PROBLEM REQUIREMENTS
Comb the records below for the string "Pikachu" and copy each line where it turns up.

Records from a data collection
=-=-=

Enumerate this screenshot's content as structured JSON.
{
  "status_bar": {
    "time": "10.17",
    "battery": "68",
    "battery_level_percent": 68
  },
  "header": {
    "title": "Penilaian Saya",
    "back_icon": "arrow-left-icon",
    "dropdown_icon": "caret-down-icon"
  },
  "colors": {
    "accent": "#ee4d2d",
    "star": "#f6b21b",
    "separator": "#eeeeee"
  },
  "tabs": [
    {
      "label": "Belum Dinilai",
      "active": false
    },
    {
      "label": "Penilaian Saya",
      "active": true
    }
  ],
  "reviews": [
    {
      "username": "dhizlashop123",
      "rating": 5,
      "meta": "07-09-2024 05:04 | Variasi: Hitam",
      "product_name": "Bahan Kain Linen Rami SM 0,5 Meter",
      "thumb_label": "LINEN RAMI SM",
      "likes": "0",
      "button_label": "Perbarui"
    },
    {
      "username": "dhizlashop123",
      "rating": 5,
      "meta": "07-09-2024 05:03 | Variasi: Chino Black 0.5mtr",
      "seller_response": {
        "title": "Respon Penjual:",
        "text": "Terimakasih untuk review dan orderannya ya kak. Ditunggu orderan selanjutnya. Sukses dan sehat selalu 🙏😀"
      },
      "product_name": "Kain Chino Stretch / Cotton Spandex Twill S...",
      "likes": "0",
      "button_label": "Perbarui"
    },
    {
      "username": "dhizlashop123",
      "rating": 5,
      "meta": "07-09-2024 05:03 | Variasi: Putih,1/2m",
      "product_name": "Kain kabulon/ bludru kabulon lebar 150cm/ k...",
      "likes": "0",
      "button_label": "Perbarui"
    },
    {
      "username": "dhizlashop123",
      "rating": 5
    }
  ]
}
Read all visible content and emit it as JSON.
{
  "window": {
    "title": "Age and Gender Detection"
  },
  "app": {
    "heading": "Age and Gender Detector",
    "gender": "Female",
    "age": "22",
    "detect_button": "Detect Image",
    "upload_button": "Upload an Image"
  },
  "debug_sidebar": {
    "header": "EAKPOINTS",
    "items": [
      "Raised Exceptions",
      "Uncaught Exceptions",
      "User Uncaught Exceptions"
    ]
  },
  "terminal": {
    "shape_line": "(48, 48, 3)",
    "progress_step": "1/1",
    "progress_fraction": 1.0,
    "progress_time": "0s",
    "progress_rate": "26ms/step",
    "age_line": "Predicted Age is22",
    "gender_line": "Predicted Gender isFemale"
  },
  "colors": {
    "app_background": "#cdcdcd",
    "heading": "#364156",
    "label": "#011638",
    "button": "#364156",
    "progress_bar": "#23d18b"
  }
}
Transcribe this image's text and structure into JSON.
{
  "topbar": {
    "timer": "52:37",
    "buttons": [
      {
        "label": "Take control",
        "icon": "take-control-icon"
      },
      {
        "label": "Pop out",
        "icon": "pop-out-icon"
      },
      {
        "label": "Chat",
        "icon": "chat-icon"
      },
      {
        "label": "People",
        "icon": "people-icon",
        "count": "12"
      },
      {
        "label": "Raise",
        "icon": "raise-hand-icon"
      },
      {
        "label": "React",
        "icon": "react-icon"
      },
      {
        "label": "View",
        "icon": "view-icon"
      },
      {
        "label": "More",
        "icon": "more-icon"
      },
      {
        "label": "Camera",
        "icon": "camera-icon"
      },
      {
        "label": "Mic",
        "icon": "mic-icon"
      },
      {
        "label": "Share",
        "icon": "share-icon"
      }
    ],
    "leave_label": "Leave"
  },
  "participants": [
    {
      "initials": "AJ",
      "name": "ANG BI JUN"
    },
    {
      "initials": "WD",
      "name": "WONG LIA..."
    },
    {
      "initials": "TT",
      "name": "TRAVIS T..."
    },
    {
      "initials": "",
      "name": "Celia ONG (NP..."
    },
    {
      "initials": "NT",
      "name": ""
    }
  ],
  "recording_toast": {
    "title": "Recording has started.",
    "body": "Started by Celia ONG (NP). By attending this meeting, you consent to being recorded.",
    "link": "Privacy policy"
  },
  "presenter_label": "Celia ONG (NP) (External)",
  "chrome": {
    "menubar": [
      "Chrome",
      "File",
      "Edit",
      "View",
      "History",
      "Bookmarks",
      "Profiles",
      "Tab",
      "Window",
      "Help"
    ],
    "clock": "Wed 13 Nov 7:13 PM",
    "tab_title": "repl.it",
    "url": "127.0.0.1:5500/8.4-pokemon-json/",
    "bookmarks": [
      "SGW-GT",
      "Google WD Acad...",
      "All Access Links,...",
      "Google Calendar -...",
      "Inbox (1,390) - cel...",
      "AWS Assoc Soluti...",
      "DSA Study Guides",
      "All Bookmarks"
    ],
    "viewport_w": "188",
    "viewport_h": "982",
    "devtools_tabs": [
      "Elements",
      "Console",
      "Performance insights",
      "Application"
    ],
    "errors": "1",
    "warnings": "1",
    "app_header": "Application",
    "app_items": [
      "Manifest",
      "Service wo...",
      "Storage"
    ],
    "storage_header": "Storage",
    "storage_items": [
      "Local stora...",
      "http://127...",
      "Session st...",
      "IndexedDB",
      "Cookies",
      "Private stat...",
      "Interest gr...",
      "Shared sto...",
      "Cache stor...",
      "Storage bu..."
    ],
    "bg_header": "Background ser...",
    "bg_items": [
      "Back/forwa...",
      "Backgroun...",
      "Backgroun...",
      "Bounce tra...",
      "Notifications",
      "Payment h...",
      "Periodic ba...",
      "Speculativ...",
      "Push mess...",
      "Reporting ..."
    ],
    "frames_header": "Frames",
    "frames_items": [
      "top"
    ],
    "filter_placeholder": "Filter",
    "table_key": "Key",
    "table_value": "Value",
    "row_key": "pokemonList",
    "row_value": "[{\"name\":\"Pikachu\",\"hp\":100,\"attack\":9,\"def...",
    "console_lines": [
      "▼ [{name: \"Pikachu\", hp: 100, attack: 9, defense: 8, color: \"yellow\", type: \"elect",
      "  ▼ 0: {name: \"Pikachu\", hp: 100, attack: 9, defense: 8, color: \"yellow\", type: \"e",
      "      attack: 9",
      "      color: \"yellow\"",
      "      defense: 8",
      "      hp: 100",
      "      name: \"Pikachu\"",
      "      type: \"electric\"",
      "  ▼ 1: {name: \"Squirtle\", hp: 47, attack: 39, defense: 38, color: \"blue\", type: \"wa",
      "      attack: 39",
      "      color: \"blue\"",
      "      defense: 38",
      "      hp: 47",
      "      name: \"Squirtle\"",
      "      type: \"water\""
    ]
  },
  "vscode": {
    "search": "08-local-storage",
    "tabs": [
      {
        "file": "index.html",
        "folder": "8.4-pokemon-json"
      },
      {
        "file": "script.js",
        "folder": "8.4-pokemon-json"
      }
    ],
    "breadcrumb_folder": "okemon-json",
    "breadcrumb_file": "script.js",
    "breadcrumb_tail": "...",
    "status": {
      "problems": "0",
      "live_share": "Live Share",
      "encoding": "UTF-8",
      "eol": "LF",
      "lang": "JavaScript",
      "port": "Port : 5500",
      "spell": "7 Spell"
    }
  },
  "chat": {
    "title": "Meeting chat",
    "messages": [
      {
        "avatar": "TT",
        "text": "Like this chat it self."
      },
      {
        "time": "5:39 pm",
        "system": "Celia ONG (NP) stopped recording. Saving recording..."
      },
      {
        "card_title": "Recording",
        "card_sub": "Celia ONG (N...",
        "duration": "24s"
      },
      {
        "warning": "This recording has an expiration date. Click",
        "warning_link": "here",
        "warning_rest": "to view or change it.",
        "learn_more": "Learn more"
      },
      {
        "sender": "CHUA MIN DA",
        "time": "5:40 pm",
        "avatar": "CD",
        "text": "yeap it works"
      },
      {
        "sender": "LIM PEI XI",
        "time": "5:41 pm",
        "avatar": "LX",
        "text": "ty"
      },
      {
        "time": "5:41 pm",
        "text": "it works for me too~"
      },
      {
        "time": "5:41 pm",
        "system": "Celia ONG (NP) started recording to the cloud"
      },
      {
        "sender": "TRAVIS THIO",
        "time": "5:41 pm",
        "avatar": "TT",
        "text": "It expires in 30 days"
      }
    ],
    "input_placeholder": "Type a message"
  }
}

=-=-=

COMPLETED EXERCISE
    "row_value": "[{\"name\":\"Pikachu\",\"hp\":100,\"attack\":9,\"def...",
      "▼ [{name: \"Pikachu\", hp: 100, attack: 9, defense: 8, color: \"yellow\", type: \"elect",
      "  ▼ 0: {name: \"Pikachu\", hp: 100, attack: 9, defense: 8, color: \"yellow\", type: \"e",
      "      name: \"Pikachu\"",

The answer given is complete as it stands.